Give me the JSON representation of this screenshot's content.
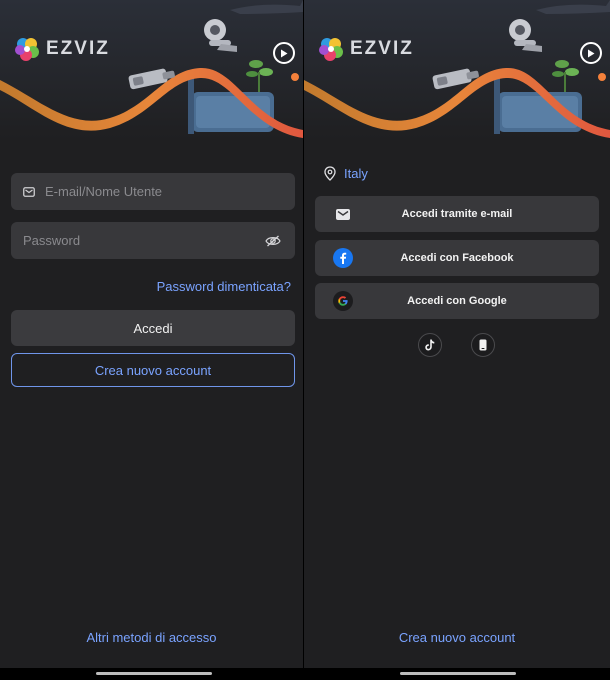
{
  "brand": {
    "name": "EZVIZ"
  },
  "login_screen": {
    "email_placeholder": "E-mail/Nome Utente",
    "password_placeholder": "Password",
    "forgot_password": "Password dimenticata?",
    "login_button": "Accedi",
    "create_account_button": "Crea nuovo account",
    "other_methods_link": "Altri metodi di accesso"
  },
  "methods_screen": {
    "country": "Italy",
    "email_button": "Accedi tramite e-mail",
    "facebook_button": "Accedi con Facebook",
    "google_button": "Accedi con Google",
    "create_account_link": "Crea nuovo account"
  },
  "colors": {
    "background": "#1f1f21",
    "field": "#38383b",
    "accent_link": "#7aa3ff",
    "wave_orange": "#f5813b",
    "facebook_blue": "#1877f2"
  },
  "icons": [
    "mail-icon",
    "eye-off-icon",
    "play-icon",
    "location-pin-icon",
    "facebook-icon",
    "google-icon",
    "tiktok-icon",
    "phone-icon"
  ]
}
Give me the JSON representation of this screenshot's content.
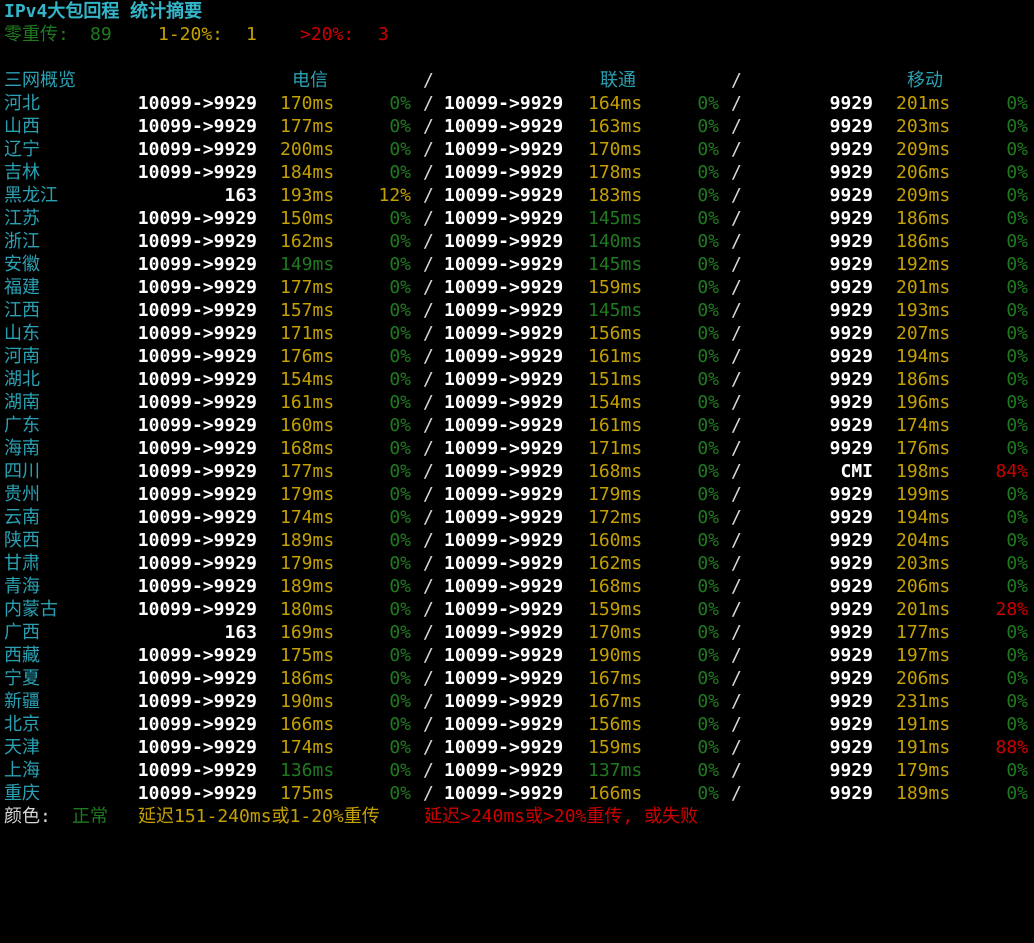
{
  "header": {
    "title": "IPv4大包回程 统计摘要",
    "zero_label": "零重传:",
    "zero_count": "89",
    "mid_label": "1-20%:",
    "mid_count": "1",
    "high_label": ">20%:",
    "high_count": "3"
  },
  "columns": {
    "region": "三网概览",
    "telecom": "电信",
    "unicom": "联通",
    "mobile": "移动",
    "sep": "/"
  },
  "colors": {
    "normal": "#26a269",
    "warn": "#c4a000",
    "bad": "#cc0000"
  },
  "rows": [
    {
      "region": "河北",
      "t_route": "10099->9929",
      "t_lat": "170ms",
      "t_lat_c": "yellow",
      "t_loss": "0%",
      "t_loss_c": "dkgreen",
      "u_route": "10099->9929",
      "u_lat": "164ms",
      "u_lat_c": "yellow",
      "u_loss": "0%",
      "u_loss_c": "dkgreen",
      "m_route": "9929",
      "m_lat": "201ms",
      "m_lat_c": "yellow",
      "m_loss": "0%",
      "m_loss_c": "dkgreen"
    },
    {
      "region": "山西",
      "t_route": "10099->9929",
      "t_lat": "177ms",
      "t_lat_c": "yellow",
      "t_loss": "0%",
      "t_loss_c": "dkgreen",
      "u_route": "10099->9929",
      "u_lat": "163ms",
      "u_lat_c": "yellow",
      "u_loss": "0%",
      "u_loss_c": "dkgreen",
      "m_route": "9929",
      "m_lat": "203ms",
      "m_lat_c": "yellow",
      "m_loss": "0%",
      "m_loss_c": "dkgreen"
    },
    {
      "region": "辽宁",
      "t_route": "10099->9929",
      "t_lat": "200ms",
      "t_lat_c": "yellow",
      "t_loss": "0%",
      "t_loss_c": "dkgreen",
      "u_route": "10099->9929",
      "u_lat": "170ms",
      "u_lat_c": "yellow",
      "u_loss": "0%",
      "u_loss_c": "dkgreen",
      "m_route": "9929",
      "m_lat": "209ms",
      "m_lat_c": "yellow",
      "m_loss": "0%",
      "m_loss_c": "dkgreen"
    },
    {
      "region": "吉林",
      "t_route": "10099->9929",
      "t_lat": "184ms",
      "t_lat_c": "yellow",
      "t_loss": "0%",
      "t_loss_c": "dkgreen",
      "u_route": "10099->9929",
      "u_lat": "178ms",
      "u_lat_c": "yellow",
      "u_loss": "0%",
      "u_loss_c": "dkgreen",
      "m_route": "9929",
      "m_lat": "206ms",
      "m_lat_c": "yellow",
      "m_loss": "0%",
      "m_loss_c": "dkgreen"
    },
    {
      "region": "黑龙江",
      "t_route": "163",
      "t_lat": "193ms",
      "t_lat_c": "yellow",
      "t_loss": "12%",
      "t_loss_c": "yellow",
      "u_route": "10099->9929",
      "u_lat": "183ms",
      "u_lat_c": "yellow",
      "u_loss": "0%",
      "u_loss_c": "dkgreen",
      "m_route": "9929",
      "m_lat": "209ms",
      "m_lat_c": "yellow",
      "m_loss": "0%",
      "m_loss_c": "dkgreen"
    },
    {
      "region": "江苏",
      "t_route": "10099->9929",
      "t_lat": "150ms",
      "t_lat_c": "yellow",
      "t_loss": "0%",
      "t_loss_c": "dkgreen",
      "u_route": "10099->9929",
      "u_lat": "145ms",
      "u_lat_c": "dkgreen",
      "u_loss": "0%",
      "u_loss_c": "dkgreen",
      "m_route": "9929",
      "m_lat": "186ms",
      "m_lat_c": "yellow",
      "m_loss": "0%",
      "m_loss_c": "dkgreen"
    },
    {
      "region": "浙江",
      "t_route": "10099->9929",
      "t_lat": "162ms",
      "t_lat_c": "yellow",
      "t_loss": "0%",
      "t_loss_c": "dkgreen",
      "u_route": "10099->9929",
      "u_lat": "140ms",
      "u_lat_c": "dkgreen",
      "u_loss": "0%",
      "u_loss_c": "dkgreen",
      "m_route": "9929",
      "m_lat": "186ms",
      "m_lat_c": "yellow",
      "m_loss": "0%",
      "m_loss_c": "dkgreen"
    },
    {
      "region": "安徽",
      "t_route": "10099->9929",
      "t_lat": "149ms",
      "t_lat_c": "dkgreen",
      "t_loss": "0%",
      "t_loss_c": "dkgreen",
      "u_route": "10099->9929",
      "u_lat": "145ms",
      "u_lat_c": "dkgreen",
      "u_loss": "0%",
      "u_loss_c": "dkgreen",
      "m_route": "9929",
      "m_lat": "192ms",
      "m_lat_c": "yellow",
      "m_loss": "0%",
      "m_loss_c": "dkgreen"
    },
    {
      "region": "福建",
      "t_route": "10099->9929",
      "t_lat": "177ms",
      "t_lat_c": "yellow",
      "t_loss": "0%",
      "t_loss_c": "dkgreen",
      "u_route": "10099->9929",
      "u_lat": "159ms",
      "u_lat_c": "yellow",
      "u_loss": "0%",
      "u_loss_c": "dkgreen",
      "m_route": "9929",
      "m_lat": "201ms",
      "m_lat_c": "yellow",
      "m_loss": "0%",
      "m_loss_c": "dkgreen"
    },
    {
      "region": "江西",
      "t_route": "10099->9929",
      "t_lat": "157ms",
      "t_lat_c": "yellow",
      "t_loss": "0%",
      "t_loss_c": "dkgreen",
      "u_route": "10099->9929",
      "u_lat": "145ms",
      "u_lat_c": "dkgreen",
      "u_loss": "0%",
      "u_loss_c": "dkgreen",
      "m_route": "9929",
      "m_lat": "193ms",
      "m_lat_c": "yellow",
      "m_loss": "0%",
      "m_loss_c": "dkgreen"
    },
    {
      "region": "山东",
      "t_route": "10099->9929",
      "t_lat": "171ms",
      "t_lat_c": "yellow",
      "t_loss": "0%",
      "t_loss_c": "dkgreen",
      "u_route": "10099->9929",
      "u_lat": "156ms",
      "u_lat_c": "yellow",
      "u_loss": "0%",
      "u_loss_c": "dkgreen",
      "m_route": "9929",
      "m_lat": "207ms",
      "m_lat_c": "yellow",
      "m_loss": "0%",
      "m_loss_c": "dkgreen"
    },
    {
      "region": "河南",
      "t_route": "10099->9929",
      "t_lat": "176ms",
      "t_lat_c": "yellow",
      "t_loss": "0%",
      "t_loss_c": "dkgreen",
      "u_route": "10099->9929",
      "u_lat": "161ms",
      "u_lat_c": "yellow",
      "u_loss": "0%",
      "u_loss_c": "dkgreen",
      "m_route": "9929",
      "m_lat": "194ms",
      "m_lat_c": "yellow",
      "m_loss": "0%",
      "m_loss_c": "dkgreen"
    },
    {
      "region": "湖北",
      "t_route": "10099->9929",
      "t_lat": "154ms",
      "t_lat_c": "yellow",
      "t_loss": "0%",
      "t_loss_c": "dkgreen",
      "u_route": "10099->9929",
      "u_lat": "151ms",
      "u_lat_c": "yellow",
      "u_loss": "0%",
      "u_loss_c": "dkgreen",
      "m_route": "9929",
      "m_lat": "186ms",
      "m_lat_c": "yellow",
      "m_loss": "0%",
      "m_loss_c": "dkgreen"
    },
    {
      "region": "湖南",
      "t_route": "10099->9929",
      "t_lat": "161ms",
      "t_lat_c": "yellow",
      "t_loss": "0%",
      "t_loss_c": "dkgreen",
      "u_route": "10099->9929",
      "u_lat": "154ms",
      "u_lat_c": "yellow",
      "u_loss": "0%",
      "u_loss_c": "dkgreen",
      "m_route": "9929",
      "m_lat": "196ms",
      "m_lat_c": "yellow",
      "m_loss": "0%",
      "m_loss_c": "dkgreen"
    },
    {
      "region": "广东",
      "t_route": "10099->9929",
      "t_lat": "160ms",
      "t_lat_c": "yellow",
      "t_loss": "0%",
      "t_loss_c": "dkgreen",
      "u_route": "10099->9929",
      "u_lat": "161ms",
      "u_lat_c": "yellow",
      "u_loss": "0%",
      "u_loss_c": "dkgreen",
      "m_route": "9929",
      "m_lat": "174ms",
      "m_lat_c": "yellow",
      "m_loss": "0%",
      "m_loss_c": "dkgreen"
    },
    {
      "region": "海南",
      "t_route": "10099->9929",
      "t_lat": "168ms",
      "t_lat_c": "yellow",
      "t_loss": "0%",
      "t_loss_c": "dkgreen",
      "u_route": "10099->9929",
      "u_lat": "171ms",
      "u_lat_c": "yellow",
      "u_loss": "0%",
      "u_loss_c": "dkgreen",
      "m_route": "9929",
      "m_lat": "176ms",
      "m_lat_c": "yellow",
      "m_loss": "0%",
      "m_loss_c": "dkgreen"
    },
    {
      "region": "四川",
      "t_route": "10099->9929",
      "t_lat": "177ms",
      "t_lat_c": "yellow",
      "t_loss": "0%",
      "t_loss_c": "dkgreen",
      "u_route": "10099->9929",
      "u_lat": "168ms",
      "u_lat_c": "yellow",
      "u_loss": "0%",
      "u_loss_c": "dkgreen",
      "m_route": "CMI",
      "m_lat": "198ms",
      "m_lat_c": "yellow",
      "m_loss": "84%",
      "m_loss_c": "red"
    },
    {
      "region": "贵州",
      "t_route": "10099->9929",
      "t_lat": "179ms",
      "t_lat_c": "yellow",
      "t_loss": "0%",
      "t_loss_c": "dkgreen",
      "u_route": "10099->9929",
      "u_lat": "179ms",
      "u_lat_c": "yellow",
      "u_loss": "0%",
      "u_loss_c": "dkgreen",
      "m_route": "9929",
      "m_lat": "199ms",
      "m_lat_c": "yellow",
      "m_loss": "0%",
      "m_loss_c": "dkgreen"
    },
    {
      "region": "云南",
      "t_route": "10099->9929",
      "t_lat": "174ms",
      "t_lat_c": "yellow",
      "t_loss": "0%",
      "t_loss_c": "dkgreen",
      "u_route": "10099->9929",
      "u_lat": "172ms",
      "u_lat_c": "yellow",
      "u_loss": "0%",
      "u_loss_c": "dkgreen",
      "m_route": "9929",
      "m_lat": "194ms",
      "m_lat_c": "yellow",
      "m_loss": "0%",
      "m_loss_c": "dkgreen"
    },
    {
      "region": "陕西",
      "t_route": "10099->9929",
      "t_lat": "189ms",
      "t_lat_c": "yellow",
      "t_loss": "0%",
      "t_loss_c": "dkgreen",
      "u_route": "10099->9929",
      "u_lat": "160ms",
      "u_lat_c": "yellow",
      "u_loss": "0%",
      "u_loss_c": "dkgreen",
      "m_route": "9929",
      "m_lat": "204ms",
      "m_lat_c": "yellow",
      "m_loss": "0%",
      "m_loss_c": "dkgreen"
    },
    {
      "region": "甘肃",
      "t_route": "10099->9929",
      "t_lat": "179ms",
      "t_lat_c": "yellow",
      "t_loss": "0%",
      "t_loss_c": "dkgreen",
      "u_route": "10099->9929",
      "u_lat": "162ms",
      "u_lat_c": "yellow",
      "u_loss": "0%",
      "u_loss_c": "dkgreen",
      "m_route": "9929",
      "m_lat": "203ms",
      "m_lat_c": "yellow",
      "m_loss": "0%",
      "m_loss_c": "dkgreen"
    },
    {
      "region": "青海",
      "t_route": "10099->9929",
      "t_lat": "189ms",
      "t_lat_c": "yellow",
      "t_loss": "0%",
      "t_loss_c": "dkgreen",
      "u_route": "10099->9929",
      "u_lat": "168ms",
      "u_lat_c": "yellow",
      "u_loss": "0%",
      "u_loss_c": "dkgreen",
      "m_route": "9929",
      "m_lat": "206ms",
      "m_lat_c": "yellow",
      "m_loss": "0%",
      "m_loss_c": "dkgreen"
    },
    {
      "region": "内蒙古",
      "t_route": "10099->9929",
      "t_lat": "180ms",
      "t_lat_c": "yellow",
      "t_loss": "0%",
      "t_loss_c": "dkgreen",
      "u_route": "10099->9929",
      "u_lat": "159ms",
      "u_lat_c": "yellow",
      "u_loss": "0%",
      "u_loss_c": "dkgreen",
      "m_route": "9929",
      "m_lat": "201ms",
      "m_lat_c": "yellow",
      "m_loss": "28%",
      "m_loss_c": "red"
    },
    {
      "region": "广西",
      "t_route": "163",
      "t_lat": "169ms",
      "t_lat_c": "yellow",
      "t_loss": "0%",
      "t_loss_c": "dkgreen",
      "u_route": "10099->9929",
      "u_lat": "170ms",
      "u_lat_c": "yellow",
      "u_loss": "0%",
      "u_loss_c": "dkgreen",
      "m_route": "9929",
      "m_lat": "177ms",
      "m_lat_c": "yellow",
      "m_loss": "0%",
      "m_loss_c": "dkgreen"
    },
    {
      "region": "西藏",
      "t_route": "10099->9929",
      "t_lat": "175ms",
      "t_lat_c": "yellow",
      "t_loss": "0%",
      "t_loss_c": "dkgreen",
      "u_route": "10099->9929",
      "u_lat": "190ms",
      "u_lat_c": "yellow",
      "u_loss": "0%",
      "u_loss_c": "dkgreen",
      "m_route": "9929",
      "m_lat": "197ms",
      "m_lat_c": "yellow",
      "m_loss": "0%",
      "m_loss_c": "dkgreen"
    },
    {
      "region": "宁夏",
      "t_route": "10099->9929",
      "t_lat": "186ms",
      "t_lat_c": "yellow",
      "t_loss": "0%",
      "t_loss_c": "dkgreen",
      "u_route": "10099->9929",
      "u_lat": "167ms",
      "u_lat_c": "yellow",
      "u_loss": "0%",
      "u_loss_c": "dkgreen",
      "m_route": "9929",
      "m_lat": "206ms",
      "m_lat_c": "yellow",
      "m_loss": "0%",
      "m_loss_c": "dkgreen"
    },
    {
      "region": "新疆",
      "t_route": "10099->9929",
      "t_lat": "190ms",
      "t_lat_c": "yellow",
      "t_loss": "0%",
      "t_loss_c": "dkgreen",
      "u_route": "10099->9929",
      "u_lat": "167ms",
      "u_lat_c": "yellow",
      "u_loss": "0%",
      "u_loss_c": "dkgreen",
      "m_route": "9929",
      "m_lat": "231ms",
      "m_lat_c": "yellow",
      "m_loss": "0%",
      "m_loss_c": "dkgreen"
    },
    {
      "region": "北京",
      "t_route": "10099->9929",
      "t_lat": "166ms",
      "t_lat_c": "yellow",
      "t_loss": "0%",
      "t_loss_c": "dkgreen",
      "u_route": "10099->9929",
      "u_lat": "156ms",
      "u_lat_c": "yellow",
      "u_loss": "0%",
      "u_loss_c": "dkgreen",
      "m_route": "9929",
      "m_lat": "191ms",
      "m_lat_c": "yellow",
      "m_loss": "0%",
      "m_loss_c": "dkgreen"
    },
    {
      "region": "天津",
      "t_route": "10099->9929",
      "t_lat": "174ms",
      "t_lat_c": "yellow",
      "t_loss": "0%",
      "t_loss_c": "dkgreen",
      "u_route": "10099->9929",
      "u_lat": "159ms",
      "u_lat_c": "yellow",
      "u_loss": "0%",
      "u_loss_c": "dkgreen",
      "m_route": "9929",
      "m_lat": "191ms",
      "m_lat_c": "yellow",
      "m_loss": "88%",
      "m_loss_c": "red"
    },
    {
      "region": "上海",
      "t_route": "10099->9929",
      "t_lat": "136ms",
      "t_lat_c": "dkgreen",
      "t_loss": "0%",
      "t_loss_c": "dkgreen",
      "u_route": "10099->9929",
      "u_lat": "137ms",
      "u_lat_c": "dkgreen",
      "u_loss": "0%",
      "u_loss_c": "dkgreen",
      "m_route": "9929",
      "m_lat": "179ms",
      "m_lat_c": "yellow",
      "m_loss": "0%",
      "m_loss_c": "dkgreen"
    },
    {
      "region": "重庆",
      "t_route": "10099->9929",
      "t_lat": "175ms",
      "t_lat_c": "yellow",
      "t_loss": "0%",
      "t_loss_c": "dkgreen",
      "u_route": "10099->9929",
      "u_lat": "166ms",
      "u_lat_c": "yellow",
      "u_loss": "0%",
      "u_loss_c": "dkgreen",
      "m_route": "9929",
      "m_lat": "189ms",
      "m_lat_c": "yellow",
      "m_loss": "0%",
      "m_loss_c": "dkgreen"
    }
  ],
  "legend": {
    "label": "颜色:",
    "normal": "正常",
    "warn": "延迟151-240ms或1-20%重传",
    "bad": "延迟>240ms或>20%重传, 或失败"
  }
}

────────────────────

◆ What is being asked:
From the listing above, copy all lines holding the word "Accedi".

◆ Task result:
    "login_button": "Accedi",
    "email_button": "Accedi tramite e-mail",
    "facebook_button": "Accedi con Facebook",
    "google_button": "Accedi con Google",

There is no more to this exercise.